• [Task requirements] An exact copy of every record below is needed, with all pictures removed.

*** Opening Study material ***

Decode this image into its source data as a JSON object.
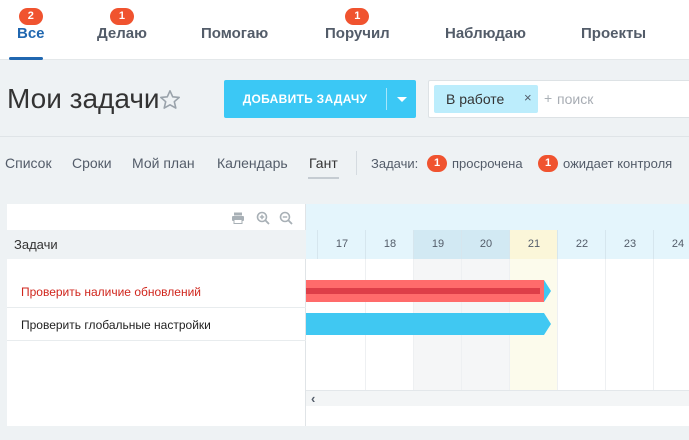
{
  "top_tabs": [
    {
      "label": "Все",
      "counter": "2",
      "active": true
    },
    {
      "label": "Делаю",
      "counter": "1",
      "active": false
    },
    {
      "label": "Помогаю",
      "counter": "",
      "active": false
    },
    {
      "label": "Поручил",
      "counter": "1",
      "active": false
    },
    {
      "label": "Наблюдаю",
      "counter": "",
      "active": false
    },
    {
      "label": "Проекты",
      "counter": "",
      "active": false
    }
  ],
  "header": {
    "title": "Мои задачи",
    "add_button_label": "ДОБАВИТЬ ЗАДАЧУ",
    "filter_tag": "В работе",
    "filter_tag_remove": "×",
    "search_plus": "+",
    "search_placeholder": "поиск"
  },
  "view_tabs": [
    {
      "label": "Список",
      "active": false
    },
    {
      "label": "Сроки",
      "active": false
    },
    {
      "label": "Мой план",
      "active": false
    },
    {
      "label": "Календарь",
      "active": false
    },
    {
      "label": "Гант",
      "active": true
    }
  ],
  "task_summary": {
    "label": "Задачи:",
    "overdue_count": "1",
    "overdue_label": "просрочена",
    "awaiting_count": "1",
    "awaiting_label": "ожидает контроля"
  },
  "gantt": {
    "column_header": "Задачи",
    "days": [
      {
        "day": "17",
        "kind": "normal"
      },
      {
        "day": "18",
        "kind": "normal"
      },
      {
        "day": "19",
        "kind": "weekend"
      },
      {
        "day": "20",
        "kind": "weekend"
      },
      {
        "day": "21",
        "kind": "today"
      },
      {
        "day": "22",
        "kind": "normal"
      },
      {
        "day": "23",
        "kind": "normal"
      },
      {
        "day": "24",
        "kind": "normal"
      }
    ],
    "tasks": [
      {
        "name": "Проверить наличие обновлений",
        "status": "overdue",
        "bar_color": "#ff6b6b",
        "end_day": "21"
      },
      {
        "name": "Проверить глобальные настройки",
        "status": "normal",
        "bar_color": "#40c8f2",
        "end_day": "21"
      }
    ],
    "scroll_left_glyph": "‹"
  },
  "colors": {
    "accent_blue": "#2067b0",
    "button_cyan": "#3bc8f5",
    "badge_red": "#f0532f",
    "overdue_text": "#d0261d"
  }
}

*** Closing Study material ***

• [Solved exercise]
Decode this image into its source data as a JSON object.
{
  "top_tabs": [
    {
      "label": "Все",
      "counter": "2",
      "active": true
    },
    {
      "label": "Делаю",
      "counter": "1",
      "active": false
    },
    {
      "label": "Помогаю",
      "counter": "",
      "active": false
    },
    {
      "label": "Поручил",
      "counter": "1",
      "active": false
    },
    {
      "label": "Наблюдаю",
      "counter": "",
      "active": false
    },
    {
      "label": "Проекты",
      "counter": "",
      "active": false
    }
  ],
  "header": {
    "title": "Мои задачи",
    "add_button_label": "ДОБАВИТЬ ЗАДАЧУ",
    "filter_tag": "В работе",
    "filter_tag_remove": "×",
    "search_plus": "+",
    "search_placeholder": "поиск"
  },
  "view_tabs": [
    {
      "label": "Список",
      "active": false
    },
    {
      "label": "Сроки",
      "active": false
    },
    {
      "label": "Мой план",
      "active": false
    },
    {
      "label": "Календарь",
      "active": false
    },
    {
      "label": "Гант",
      "active": true
    }
  ],
  "task_summary": {
    "label": "Задачи:",
    "overdue_count": "1",
    "overdue_label": "просрочена",
    "awaiting_count": "1",
    "awaiting_label": "ожидает контроля"
  },
  "gantt": {
    "column_header": "Задачи",
    "days": [
      {
        "day": "17",
        "kind": "normal"
      },
      {
        "day": "18",
        "kind": "normal"
      },
      {
        "day": "19",
        "kind": "weekend"
      },
      {
        "day": "20",
        "kind": "weekend"
      },
      {
        "day": "21",
        "kind": "today"
      },
      {
        "day": "22",
        "kind": "normal"
      },
      {
        "day": "23",
        "kind": "normal"
      },
      {
        "day": "24",
        "kind": "normal"
      }
    ],
    "tasks": [
      {
        "name": "Проверить наличие обновлений",
        "status": "overdue",
        "bar_color": "#ff6b6b",
        "end_day": "21"
      },
      {
        "name": "Проверить глобальные настройки",
        "status": "normal",
        "bar_color": "#40c8f2",
        "end_day": "21"
      }
    ],
    "scroll_left_glyph": "‹"
  },
  "colors": {
    "accent_blue": "#2067b0",
    "button_cyan": "#3bc8f5",
    "badge_red": "#f0532f",
    "overdue_text": "#d0261d"
  }
}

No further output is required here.